The UK Government has announced a new policy which will see new developments and the environment benefit from a reduced risk of flooding and pollution. Why is it so important that new developments incorporate sustainable drainage systems?
Sustainable drainage systems can contribute to sustainable development and improve residents’ lives by balancing the different opportunities and challenges that influence the urban design and the development of communities.
Considered to be environmentally beneficial, causing minimal or no long-term detrimental damage, sustainable drainage systems are often regarded as a sequence of management practices, control structures and strategies designed to efficiently and sustainability drain surface water.
Reducing The Impact Of Rainfall On New Developments Is Essential
Deciding to make sustainable drainage systems mandatory for new developments in England is the result of the UK Government’s review published on 10 January. This will reduce the risk of surface water flooding and pollution and help alleviate the pressures of traditional drainage and sewerage systems.
New developments can inadvertently add to surface and sewer flood risk by covering permeable surfaces like grassland and soil that would otherwise assist in dealing with heavy rainfall.
The government explained that the new approach to drainage will ensure sustainable drainage systems are designed to reduce the impact of rainfall on new developments by using features such as soakaways, grassed areas, porous surfaces and wetlands. Sustainable drainage systems will help reduce the overall amount of water in the sewers and storm overflow discharges.
Following the publication of the review, regulations and processes for creating sustainable drainage systems at new developments will now be devised through the implementation of Schedule 3 of the Flood and Water Management Act 2010. Implementation of the new approach is expected during 2024.
Sustainable Drainage Systems Are Needed To Tackle Climate Change
Environment Minister Rebecca Pow expressed that taking a more practical approach to sustainable drainage systems is essential to helping tackle climate change and our current housing crisis: “Our traditional drainage systems are under increasing pressure from the effects of climate change, urbanisation and a growing population.
“The benefits of sustainable drainage systems are many – from mitigating flood risk by catching and storing surplus water and reducing storm overflow discharges to enhancing local nature in the heart of our developments and helping harvest valuable rainwater.”
Taking a more consistent and effective approach to sustainable drainage systems will improve the resilience of our drainage and sewer infrastructure, while reaping these broader benefits.
Schedule 3 provides a framework for the approval and adoption of drainage systems, a sustainable drainage system approving body within unitary and county councils, and national standards on the design, construction, operation, and maintenance of sustainable drainage systems for the lifetime of the development. In addition, it also makes the right to connect surface water runoff to public sewers conditional upon the drainage system being approved before any construction work can start.

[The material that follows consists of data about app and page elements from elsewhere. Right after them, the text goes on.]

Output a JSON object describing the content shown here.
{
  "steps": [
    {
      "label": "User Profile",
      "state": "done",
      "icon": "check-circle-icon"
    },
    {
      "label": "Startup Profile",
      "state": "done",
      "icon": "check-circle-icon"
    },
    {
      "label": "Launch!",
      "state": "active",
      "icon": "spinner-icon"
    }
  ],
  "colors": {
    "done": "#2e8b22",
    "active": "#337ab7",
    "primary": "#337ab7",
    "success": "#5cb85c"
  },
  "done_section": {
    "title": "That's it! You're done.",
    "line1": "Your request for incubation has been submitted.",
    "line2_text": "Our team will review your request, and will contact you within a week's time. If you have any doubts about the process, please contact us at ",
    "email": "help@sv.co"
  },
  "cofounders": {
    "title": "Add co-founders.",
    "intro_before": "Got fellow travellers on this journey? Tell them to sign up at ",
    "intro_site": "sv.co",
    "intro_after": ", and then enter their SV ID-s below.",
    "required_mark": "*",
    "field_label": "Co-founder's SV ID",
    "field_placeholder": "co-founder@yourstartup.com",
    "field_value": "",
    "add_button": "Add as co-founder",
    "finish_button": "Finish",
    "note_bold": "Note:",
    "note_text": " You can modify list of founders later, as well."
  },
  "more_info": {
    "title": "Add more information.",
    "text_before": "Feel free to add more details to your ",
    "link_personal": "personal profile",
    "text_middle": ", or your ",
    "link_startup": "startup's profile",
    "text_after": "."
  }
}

Now, the UK Government will consider how Schedule 3 will be implemented, subject to final decisions on scope, threshold and process, while also being mindful of the cumulative impact of new regulatory burdens on the development sector. This will include a public consultation later this year to collect views on the impact assessment, national standards and statutory instruments.